==== DATA FOR THE TASK ====

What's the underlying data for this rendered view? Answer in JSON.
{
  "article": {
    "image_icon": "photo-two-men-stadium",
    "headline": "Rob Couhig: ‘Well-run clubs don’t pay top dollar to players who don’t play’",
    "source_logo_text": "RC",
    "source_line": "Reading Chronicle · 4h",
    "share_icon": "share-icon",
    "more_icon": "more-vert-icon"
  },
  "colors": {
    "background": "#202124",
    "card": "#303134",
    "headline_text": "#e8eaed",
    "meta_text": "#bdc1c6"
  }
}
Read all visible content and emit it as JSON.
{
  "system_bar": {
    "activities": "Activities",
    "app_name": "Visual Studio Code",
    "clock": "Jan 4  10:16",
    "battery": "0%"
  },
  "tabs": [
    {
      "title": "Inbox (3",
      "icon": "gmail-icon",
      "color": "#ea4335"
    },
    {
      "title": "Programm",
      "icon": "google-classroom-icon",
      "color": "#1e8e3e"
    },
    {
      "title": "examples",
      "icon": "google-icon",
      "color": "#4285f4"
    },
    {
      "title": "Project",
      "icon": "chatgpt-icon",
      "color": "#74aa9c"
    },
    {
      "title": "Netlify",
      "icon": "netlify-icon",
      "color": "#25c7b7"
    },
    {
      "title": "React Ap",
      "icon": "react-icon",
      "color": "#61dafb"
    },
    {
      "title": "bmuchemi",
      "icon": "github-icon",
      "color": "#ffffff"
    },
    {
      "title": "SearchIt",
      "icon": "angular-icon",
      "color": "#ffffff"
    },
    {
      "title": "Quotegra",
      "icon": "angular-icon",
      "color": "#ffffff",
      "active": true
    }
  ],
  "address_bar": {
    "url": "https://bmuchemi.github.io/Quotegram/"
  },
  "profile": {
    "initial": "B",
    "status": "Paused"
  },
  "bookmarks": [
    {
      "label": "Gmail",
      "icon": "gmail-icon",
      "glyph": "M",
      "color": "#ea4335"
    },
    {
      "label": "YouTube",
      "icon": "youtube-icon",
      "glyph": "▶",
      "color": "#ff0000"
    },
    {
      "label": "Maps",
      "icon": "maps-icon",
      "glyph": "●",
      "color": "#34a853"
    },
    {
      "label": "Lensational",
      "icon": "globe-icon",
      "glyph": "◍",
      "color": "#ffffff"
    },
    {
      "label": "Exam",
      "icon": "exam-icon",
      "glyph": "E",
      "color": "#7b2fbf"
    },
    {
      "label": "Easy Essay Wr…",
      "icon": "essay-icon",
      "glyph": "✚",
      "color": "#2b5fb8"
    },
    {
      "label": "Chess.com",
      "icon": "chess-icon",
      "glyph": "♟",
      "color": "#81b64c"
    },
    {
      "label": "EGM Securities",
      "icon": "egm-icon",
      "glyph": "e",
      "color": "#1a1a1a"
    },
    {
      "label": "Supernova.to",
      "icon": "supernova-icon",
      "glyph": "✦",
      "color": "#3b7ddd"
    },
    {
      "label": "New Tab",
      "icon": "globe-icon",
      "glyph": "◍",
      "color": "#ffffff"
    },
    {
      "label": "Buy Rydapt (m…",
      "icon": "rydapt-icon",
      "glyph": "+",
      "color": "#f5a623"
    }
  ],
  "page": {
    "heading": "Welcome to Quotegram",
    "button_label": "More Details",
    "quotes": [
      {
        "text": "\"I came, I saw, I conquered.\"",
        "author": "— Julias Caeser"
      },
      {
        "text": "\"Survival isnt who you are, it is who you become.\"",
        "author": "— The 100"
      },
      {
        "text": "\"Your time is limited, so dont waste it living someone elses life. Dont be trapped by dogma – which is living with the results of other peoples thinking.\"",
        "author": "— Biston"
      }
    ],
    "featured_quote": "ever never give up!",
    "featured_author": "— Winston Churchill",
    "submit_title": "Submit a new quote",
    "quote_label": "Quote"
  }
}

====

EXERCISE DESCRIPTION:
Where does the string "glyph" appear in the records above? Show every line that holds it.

SOLUTION TO THIS PROBLEM:
      "glyph": "M",
      "glyph": "▶",
      "glyph": "●",
      "glyph": "◍",
      "glyph": "E",
      "glyph": "✚",
      "glyph": "♟",
      "glyph": "e",
      "glyph": "✦",
      "glyph": "◍",
      "glyph": "+",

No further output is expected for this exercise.